### [MATERIAL PROVIDED]
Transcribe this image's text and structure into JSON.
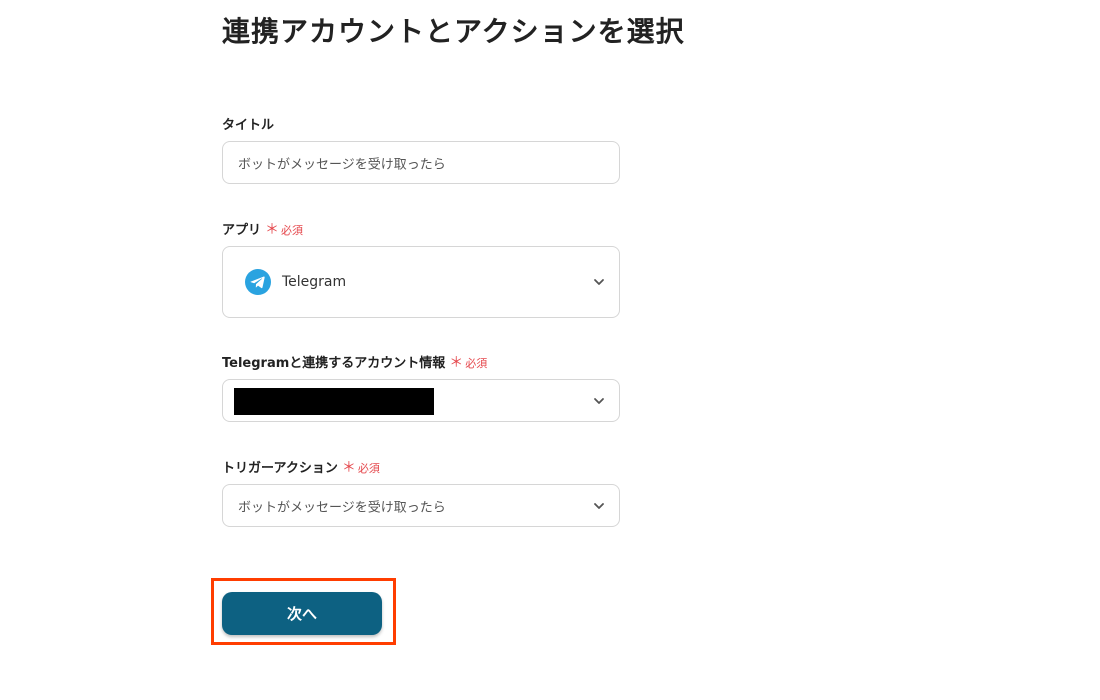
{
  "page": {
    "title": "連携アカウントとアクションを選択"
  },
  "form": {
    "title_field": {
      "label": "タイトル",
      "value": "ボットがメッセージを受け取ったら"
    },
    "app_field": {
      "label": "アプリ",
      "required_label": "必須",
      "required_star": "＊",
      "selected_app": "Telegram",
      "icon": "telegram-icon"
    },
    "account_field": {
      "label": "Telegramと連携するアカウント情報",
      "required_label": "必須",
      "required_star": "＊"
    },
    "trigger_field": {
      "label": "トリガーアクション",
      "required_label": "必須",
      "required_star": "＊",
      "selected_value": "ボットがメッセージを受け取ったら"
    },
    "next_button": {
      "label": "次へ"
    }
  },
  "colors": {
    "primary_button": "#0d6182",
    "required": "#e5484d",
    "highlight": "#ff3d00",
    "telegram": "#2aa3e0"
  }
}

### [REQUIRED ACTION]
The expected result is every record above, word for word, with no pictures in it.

### [TASK SOLUTION]
Transcribe this image's text and structure into JSON.
{
  "page": {
    "title": "連携アカウントとアクションを選択"
  },
  "form": {
    "title_field": {
      "label": "タイトル",
      "value": "ボットがメッセージを受け取ったら"
    },
    "app_field": {
      "label": "アプリ",
      "required_label": "必須",
      "required_star": "＊",
      "selected_app": "Telegram",
      "icon": "telegram-icon"
    },
    "account_field": {
      "label": "Telegramと連携するアカウント情報",
      "required_label": "必須",
      "required_star": "＊"
    },
    "trigger_field": {
      "label": "トリガーアクション",
      "required_label": "必須",
      "required_star": "＊",
      "selected_value": "ボットがメッセージを受け取ったら"
    },
    "next_button": {
      "label": "次へ"
    }
  },
  "colors": {
    "primary_button": "#0d6182",
    "required": "#e5484d",
    "highlight": "#ff3d00",
    "telegram": "#2aa3e0"
  }
}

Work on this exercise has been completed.